AUGUSTA, Maine — President Barack Obama has called on Congress to pass the Paycheck Fairness Act this year, but the proposal has divided Maine’s congressional delegation and the Senate may not even consider the measure this year.
“Paycheck discrimination hurts families who lose out on badly needed income,” Obama said earlier this summer. “With so many families depending on women’s wages, it hurts the American economy as a whole. In difficult economic times like these, we simply cannot afford this discriminatory burden.”
He is supporting the House-passed measure, which was approved 256-163, after passage of the Lilly Ledbetter Fair Pay Restoration Act, which was signed into law last January.
“We ought to make sure that these issues can be dealt with quickly,” said Democratic Rep. Mike Michaud, who voted for the bill. “Whether it is allowing them to sue or giving the Department of Labor greater authority to make a determination.”
He said that nationally a woman is receiving only 77 cents for every dollar a man earns for the same job. He said that is an inequity that has been allowed to go on far too long.

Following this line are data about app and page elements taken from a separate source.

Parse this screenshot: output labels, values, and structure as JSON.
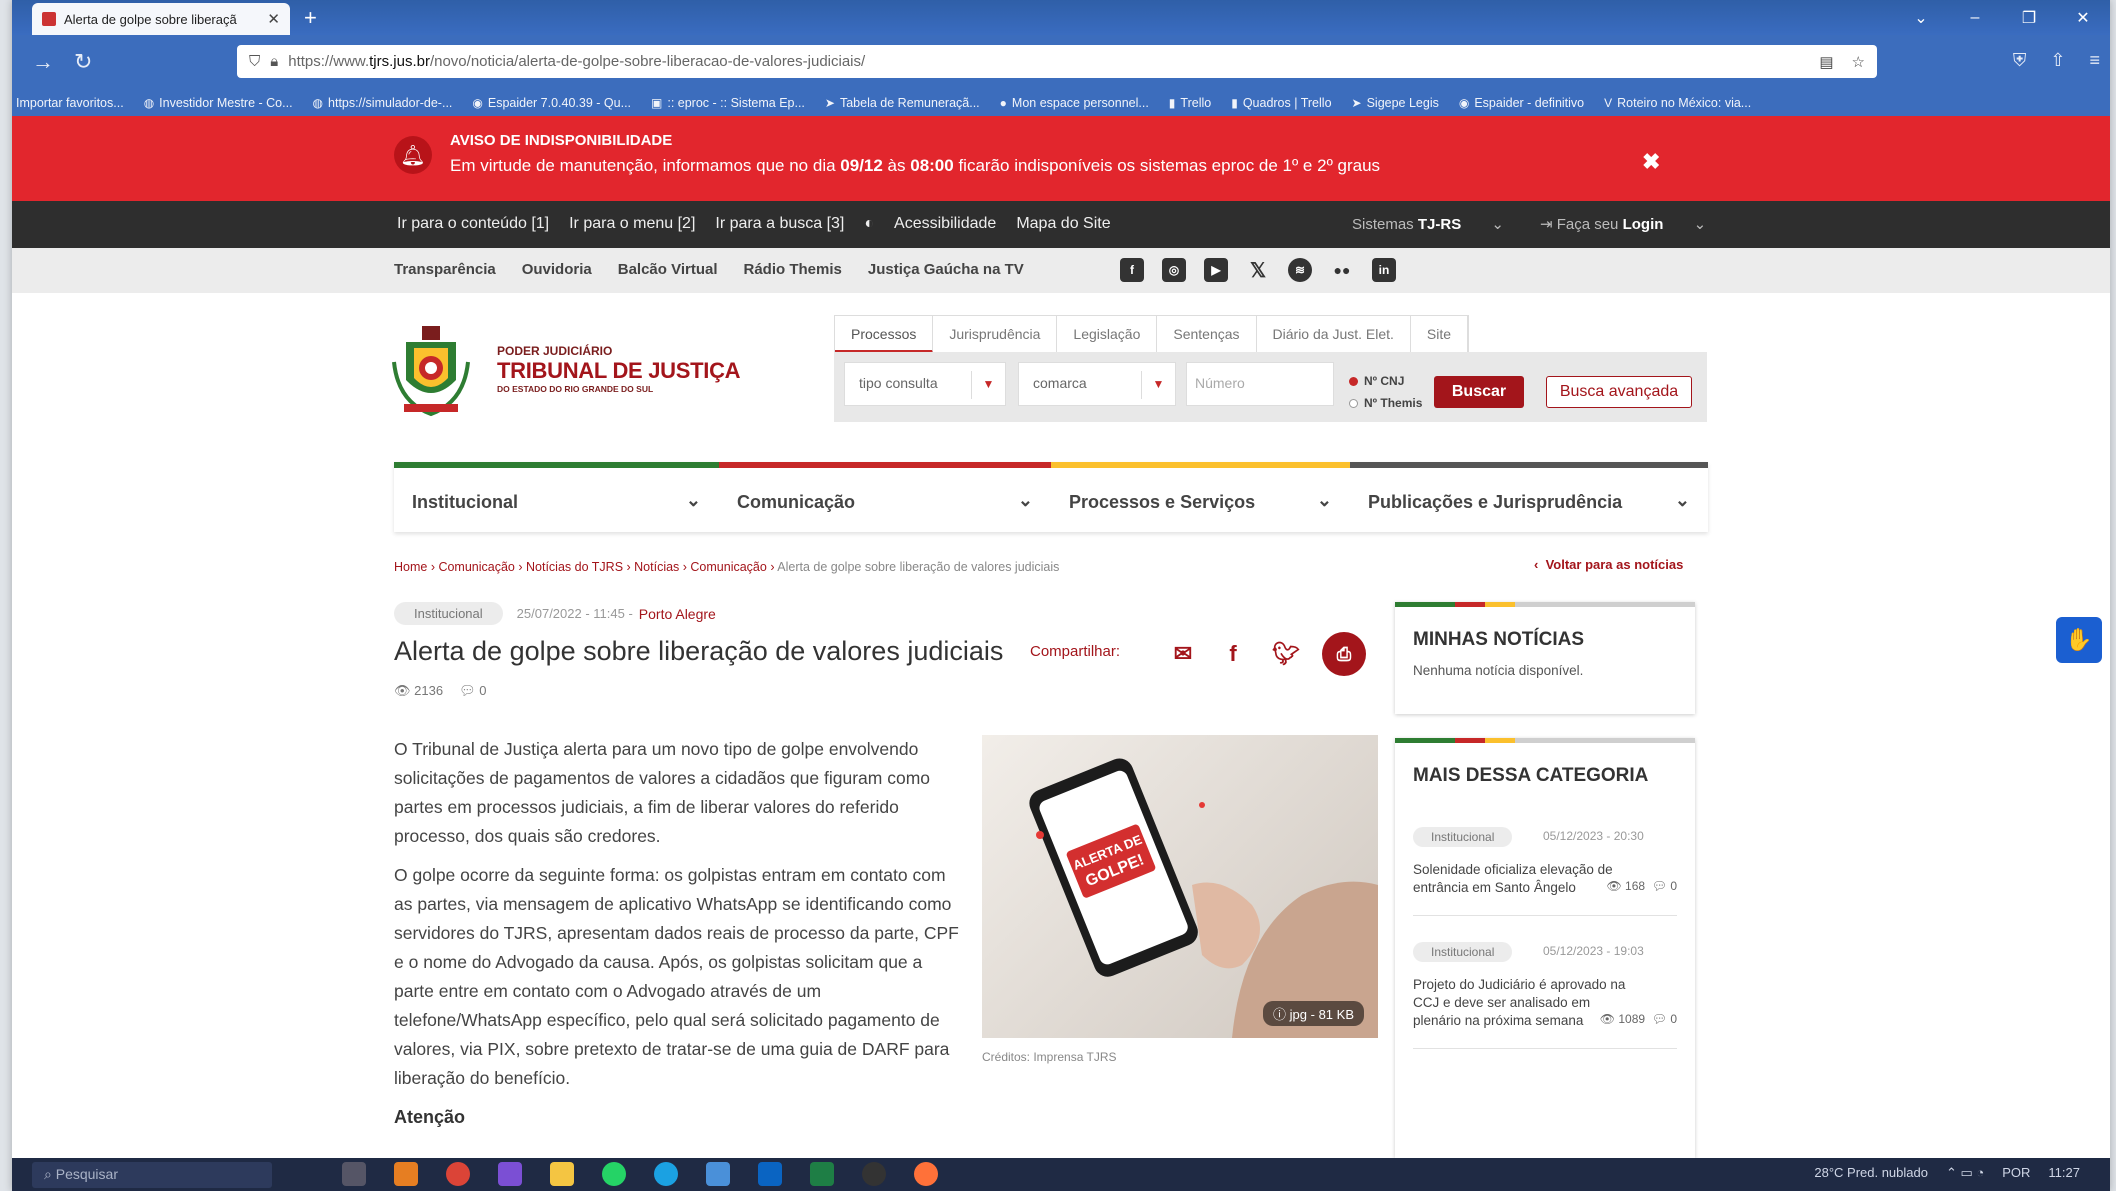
{
  "browser": {
    "tab_title": "Alerta de golpe sobre liberaçã",
    "url_prefix": "https://www.",
    "url_domain": "tjrs.jus.br",
    "url_path": "/novo/noticia/alerta-de-golpe-sobre-liberacao-de-valores-judiciais/",
    "bookmarks": [
      "Importar favoritos...",
      "Investidor Mestre - Co...",
      "https://simulador-de-...",
      "Espaider 7.0.40.39 - Qu...",
      ":: eproc - :: Sistema Ep...",
      "Tabela de Remuneraçã...",
      "Mon espace personnel...",
      "Trello",
      "Quadros | Trello",
      "Sigepe Legis",
      "Espaider - definitivo",
      "Roteiro no México: via..."
    ]
  },
  "alert": {
    "title": "AVISO DE INDISPONIBILIDADE",
    "msg_a": "Em virtude de manutenção, informamos que no dia ",
    "date": "09/12",
    "msg_b": " às ",
    "time": "08:00",
    "msg_c": " ficarão indisponíveis os sistemas eproc de 1º e 2º graus"
  },
  "accessibility": {
    "links": [
      "Ir para o conteúdo [1]",
      "Ir para o menu [2]",
      "Ir para a busca [3]"
    ],
    "contrast_icon": "contrast-icon",
    "acessibilidade": "Acessibilidade",
    "mapa": "Mapa do Site",
    "sistemas_label": "Sistemas",
    "sistemas_value": "TJ-RS",
    "login_pre": "Faça seu",
    "login": "Login"
  },
  "toplinks": [
    "Transparência",
    "Ouvidoria",
    "Balcão Virtual",
    "Rádio Themis",
    "Justiça Gaúcha na TV"
  ],
  "brand": {
    "line1": "PODER JUDICIÁRIO",
    "line2": "TRIBUNAL DE JUSTIÇA",
    "line3": "DO ESTADO DO RIO GRANDE DO SUL"
  },
  "search": {
    "tabs": [
      "Processos",
      "Jurisprudência",
      "Legislação",
      "Sentenças",
      "Diário da Just. Elet.",
      "Site"
    ],
    "tipo": "tipo consulta",
    "comarca": "comarca",
    "numero_placeholder": "Número",
    "radio1": "Nº CNJ",
    "radio2": "Nº Themis",
    "buscar": "Buscar",
    "avancada": "Busca avançada"
  },
  "menu": [
    "Institucional",
    "Comunicação",
    "Processos e Serviços",
    "Publicações e Jurisprudência"
  ],
  "menu_colors": [
    "#2e7d32",
    "#c62828",
    "#fbc02d",
    "#555555"
  ],
  "breadcrumb": {
    "items": [
      "Home",
      "Comunicação",
      "Notícias do TJRS",
      "Notícias",
      "Comunicação"
    ],
    "current": "Alerta de golpe sobre liberação de valores judiciais",
    "back": "Voltar para as notícias"
  },
  "article": {
    "category": "Institucional",
    "date": "25/07/2022 - 11:45 -",
    "location": "Porto Alegre",
    "title": "Alerta de golpe sobre liberação de valores judiciais",
    "share": "Compartilhar:",
    "views": "2136",
    "comments": "0",
    "p1": "O Tribunal de Justiça alerta para um novo tipo de golpe envolvendo solicitações de pagamentos de valores a cidadãos que figuram como partes em processos judiciais, a fim de liberar valores do referido processo, dos quais são credores.",
    "p2": "O golpe ocorre da seguinte forma: os golpistas entram em contato com as partes, via mensagem de aplicativo WhatsApp se identificando como servidores do TJRS, apresentam dados reais de processo da parte, CPF e o nome do Advogado da causa. Após, os golpistas solicitam que a parte entre em contato com o Advogado através de um telefone/WhatsApp específico, pelo qual será solicitado pagamento de valores, via PIX, sobre pretexto de tratar-se de uma guia de DARF para liberação do benefício.",
    "h_atencao": "Atenção",
    "image_text": "ALERTA DE GOLPE!",
    "image_size": "jpg - 81 KB",
    "credit": "Créditos: Imprensa TJRS"
  },
  "sidebar": {
    "my_title": "MINHAS NOTÍCIAS",
    "my_empty": "Nenhuma notícia disponível.",
    "more_title": "MAIS DESSA CATEGORIA",
    "items": [
      {
        "category": "Institucional",
        "date": "05/12/2023 - 20:30",
        "title": "Solenidade oficializa elevação de entrância em Santo Ângelo",
        "views": "168",
        "comments": "0"
      },
      {
        "category": "Institucional",
        "date": "05/12/2023 - 19:03",
        "title": "Projeto do Judiciário é aprovado na CCJ e deve ser analisado em plenário na próxima semana",
        "views": "1089",
        "comments": "0"
      }
    ]
  },
  "taskbar": {
    "search": "Pesquisar",
    "weather": "28°C  Pred. nublado",
    "lang": "POR",
    "time": "11:27"
  }
}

He said if the Senate has a better idea, they should pass their own version so differences can be ironed out in a conference committee.

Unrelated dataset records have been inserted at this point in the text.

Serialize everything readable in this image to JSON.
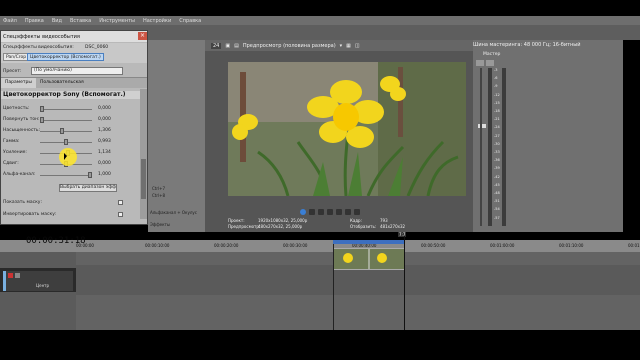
{
  "menu": [
    "Файл",
    "Правка",
    "Вид",
    "Вставка",
    "Инструменты",
    "Настройки",
    "Справка"
  ],
  "fx": {
    "title": "Спецэффекты видеособытия",
    "chain_label": "Спецэффекты видеособытия:",
    "chain_file": "DSC_0060",
    "chips": [
      "Pan/Crop",
      "Цветокорректор (Вспомогат.)"
    ],
    "preset": "(По умолчанию)",
    "preset_label": "Пресет:",
    "tabs": [
      "Параметры",
      "Пользовательская"
    ],
    "plugin": "Цветокорректор Sony (Вспомогат.)",
    "params": [
      {
        "label": "Цветность:",
        "value": "0,000",
        "level": 0.0
      },
      {
        "label": "Повернуть тон:",
        "value": "0,000",
        "level": 0.0
      },
      {
        "label": "Насыщенность:",
        "value": "1,306",
        "level": 0.42
      },
      {
        "label": "Гамма:",
        "value": "0,993",
        "level": 0.5
      },
      {
        "label": "Усиление:",
        "value": "1,134",
        "level": 0.55
      },
      {
        "label": "Сдвиг:",
        "value": "0,000",
        "level": 0.5
      },
      {
        "label": "Альфа-канал:",
        "value": "1,000",
        "level": 1.0
      }
    ],
    "select_button": "Выбрать диапазон эфф",
    "checks": [
      "Показать маску:",
      "Инвертировать маску:"
    ],
    "side_text": [
      "Ctrl+7",
      "Ctrl+8",
      "Альфаканал + Окулус",
      "Эффекты"
    ]
  },
  "preview": {
    "mode": "Предпросмотр (половина размера)",
    "zoom": "24",
    "project_label": "Проект:",
    "project_value": "1920x1080x32, 25,000p",
    "preview_label": "Предпросмотр:",
    "preview_value": "480x270x32, 25,000p",
    "frame_label": "Кадр:",
    "frame_value": "793",
    "display_label": "Отобразить:",
    "display_value": "481x270x32"
  },
  "master": {
    "title": "Шина мастеринга",
    "format": "48 000 Гц; 16-битный",
    "label": "Мастер",
    "scale": [
      "-3",
      "-6",
      "-9",
      "-12",
      "-15",
      "-18",
      "-21",
      "-24",
      "-27",
      "-30",
      "-33",
      "-36",
      "-39",
      "-42",
      "-45",
      "-48",
      "-51",
      "-54",
      "-57"
    ]
  },
  "timeline": {
    "timecode": "00:00:31:18",
    "marks": [
      "00:00:00",
      "00:00:10:00",
      "00:00:20:00",
      "00:00:30:00",
      "00:00:40:00",
      "00:00:50:00",
      "00:01:00:00",
      "00:01:10:00",
      "00:01:20:00"
    ],
    "loop_label": "7:7",
    "track_pan": "Центр"
  },
  "colors": {
    "accent": "#3d6fbf",
    "highlight": "#ffe628"
  }
}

A study by the American Association of University Women indicates Maine is doing better overall than the nation, with women earning 80 cents for every dollar a man earns for the same job, but the study indicates a greater disparity among the college educated. Using census data, the study found among full-time, year-round college educated workers over 25 that women were getting only 71 cents for every dollar a man is receiving for the same job.

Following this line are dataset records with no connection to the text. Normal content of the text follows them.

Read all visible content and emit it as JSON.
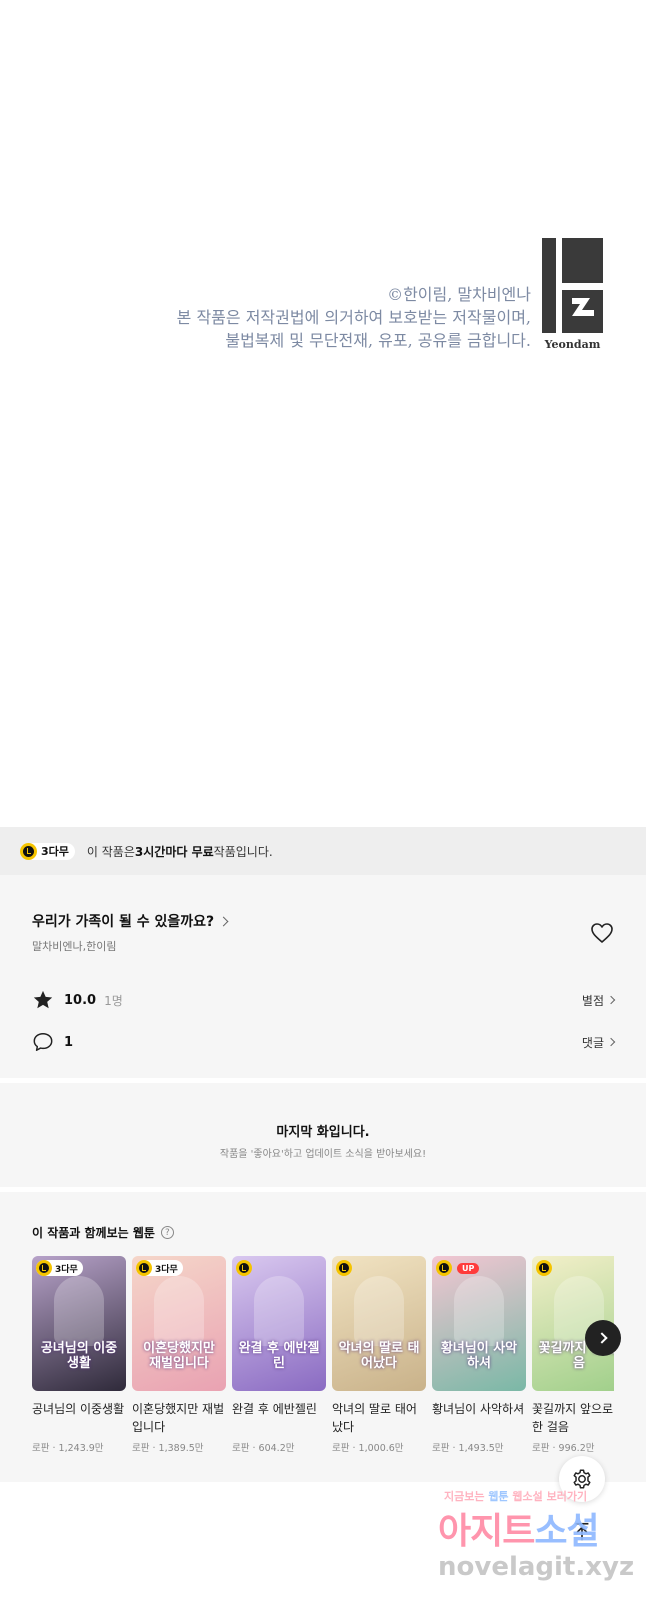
{
  "copyright": {
    "lines": [
      "©한이림, 말차비엔나",
      "본 작품은 저작권법에 의거하여 보호받는 저작물이며,",
      "불법복제 및 무단전재, 유포, 공유를 금합니다."
    ],
    "publisher_logo_text": "Yeondam"
  },
  "free_notice": {
    "badge": "3다무",
    "prefix": "이 작품은 ",
    "highlight": "3시간마다 무료",
    "suffix": " 작품입니다."
  },
  "work": {
    "title": "우리가 가족이 될 수 있을까요?",
    "authors": "말차비엔나,한이림",
    "rating": "10.0",
    "rating_count": "1명",
    "rating_link": "별점",
    "comment_count": "1",
    "comment_link": "댓글"
  },
  "last_episode": {
    "title": "마지막 화입니다.",
    "subtitle": "작품을 '좋아요'하고 업데이트 소식을 받아보세요!"
  },
  "recommendations": {
    "heading": "이 작품과 함께보는 웹툰",
    "help": "?",
    "items": [
      {
        "title": "공녀님의 이중생활",
        "meta": "로판 · 1,243.9만",
        "badge": "3다무",
        "art_title": "공녀님의 이중생활",
        "color_a": "#2f2a3a",
        "color_b": "#b7a2c9"
      },
      {
        "title": "이혼당했지만 재벌입니다",
        "meta": "로판 · 1,389.5만",
        "badge": "3다무",
        "art_title": "이혼당했지만 재벌입니다",
        "color_a": "#e9a2b2",
        "color_b": "#f5d6c9"
      },
      {
        "title": "완결 후 에반젤린",
        "meta": "로판 · 604.2만",
        "badge": "",
        "art_title": "완결 후 에반젤린",
        "color_a": "#8a6bc2",
        "color_b": "#d9c8ef"
      },
      {
        "title": "악녀의 딸로 태어났다",
        "meta": "로판 · 1,000.6만",
        "badge": "",
        "art_title": "악녀의 딸로 태어났다",
        "color_a": "#c9b28a",
        "color_b": "#f1e3c2"
      },
      {
        "title": "황녀님이 사악하셔",
        "meta": "로판 · 1,493.5만",
        "badge": "UP",
        "art_title": "황녀님이 사악하셔",
        "color_a": "#7ab8a6",
        "color_b": "#f2c6d2"
      },
      {
        "title": "꽃길까지 앞으로 한 걸음",
        "meta": "로판 · 996.2만",
        "badge": "",
        "art_title": "꽃길까지 한 걸음",
        "color_a": "#9fcf8a",
        "color_b": "#f3efc9"
      }
    ]
  },
  "watermark": {
    "top_line_a": "지금보는 ",
    "top_line_hl": "웹툰",
    "top_line_b": " 웹소설 보러가기",
    "main_a": "아지트",
    "main_b": "소설",
    "url": "novelagit.xyz"
  },
  "colors": {
    "accent_yellow": "#f5c400",
    "copyright_text": "#7d8aa3",
    "up_badge": "#ff3b3b"
  }
}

“When you are talking about paycheck fairness, it’s hard to worry about whether or not this will harm businesses that are discriminating, actively, against women to earn an equal wage,” said Democratic Rep. Chellie Pingree. She said the Senate should follow the House lead and pass the legislation soon.
But Maine’s two U.S. senators are wary of the version of the bill that was passed on a bipartisan basis in the House.
“It is broad in scope and unprecedented in some respects,” said Republican Sen. Olympia Snowe. She said the bill removes the caps on monetary damages that a person could receive if they successfully sued a business for pay discrimination and that would raise the cost of doing business for all companies. She said that getting insurance to cover such claims would be very difficult without a limit on damages.
“The paycheck fairness act is understandably attempting to address an issue, [but] it can already be addressed through existing legislation,” Snowe said.
She said a person can already file a lawsuit under the Equal Pay Act, the Civil Rights Act and the Ledbetter Act that took effect earlier this year.
Like Snowe, Republican Sen. Susan Collins voted for the Ledbetter Act but does not believe additional legislation is needed for women to achieve pay fairness.
“I am concerned that it would impose excessive litigation on to the small-business community,” she said. “This bill appears to go way beyond the Lily Ledbetter Act and I am concerned what the impact would be.”
Collins said business groups such as the National Federation of Independent Businesses have met with her to oppose the legislation because they believe it will result in a lot of unnecessary litigation. She said that with small businesses struggling in this recession, it is not the time to unnecessarily increase their costs of doing business.
“I still need to look more thoroughly at the legal implications,” she said, “but right now I do not think it should be our focus in the remaining weeks of this session.”
Supporters of the bill, like Pingree, disagree and want the Senate to consider the legislation before the election break next month, or at the latest during the post-election session.
“If there is litigation in the future, that is minor compared to making sure that people get fair pay for the work that they do,” Pingree said. “It is also important to say that this only applies to big business, this does not apply to the sandwich shop around the corner.”
Under Senate rules, it will take 60 votes to end debate on the measure and bring it to a vote. With both Collins and Snowe opposed to the bill, it makes it less likely the Democrat majority in the Senate will get a GOP vote to end debate.